September 17 marks Constitution Day, a day to commemorate the signing of the U.S. Constitution—undoubtedly the most influential document in American history—in 1787. In order to celebrate, IAALS is looking back on a series of perspectives we published in 2016, authored by members of our O’Connor Advisory Committee. Comprised of leaders across our government, judiciary, and legal profession, the group of authors share their wisdom and experience, grounded in a belief that an independent judiciary is crucial to both the rule of law and the functioning of our democratic republic. Arizona Supreme Court Chief Justice Ruth McGregor (Ret.), discusses…
The Iowa farmer had some questions. Letter in hand, he called our number and got right down to business: “Is this legitimate? Is this for real?” It was a question I had heard numerous times before, but the tone varied between the callers—often skeptical or incredulous, occasionally wistful. The farmer opted for direct, so I answered him in kind: “It is, sir. It is.” “Okay, then,” he said. “Tell me more.” The farmer had been invited to one of IAALS’ workshops with recent divorce litigants, this one set in Des Moines in collaboration with the Iowa courts, and he wondered…

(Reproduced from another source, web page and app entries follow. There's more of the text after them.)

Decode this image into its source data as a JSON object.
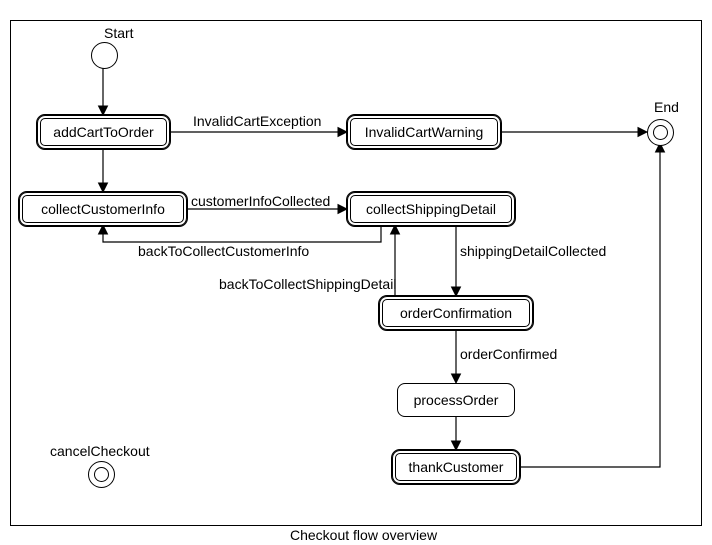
{
  "diagram": {
    "caption": "Checkout flow overview",
    "startLabel": "Start",
    "endLabel": "End",
    "nodes": {
      "addCartToOrder": "addCartToOrder",
      "invalidCartWarning": "InvalidCartWarning",
      "collectCustomerInfo": "collectCustomerInfo",
      "collectShippingDetail": "collectShippingDetail",
      "orderConfirmation": "orderConfirmation",
      "processOrder": "processOrder",
      "thankCustomer": "thankCustomer",
      "cancelCheckout": "cancelCheckout"
    },
    "edges": {
      "invalidCartException": "InvalidCartException",
      "customerInfoCollected": "customerInfoCollected",
      "backToCollectCustomerInfo": "backToCollectCustomerInfo",
      "shippingDetailCollected": "shippingDetailCollected",
      "backToCollectShippingDetail": "backToCollectShippingDetail",
      "orderConfirmed": "orderConfirmed"
    }
  }
}
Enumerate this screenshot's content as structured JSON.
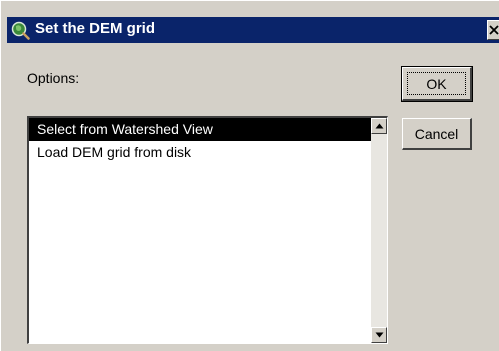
{
  "window": {
    "title": "Set the DEM grid",
    "app_icon": "globe-magnifier-icon",
    "close_icon": "close-icon"
  },
  "options": {
    "label": "Options:",
    "items": [
      {
        "label": "Select from Watershed View",
        "selected": true
      },
      {
        "label": "Load DEM grid from disk",
        "selected": false
      }
    ]
  },
  "buttons": {
    "ok_label": "OK",
    "cancel_label": "Cancel"
  },
  "colors": {
    "titlebar": "#0a246a",
    "dialog_face": "#d4d0c8",
    "selection": "#000000"
  }
}
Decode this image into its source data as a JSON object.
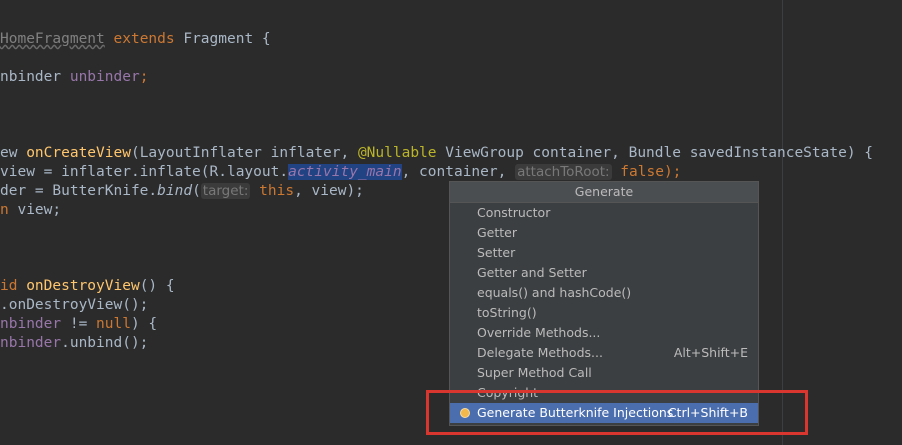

State judicial misconduct . . . . How much? What kinds? What do discipline bodies do about it? For starters, consult IAALS’ analysis and recommendations for those bodies and its sources. Follow Cynthia Gray’s long-standing and essential Judicial Ethics and Discipline blog, the closest thing we have to a common law of judicial discipline. And read Reuters’ report on “[t]housands of U.S. judges who broke laws, oaths [but] remained on the bench,” available here (with links to two shorter articles summarizing conclusions and methods), here, and here. Each state has established discipline bodies to consider complaints of…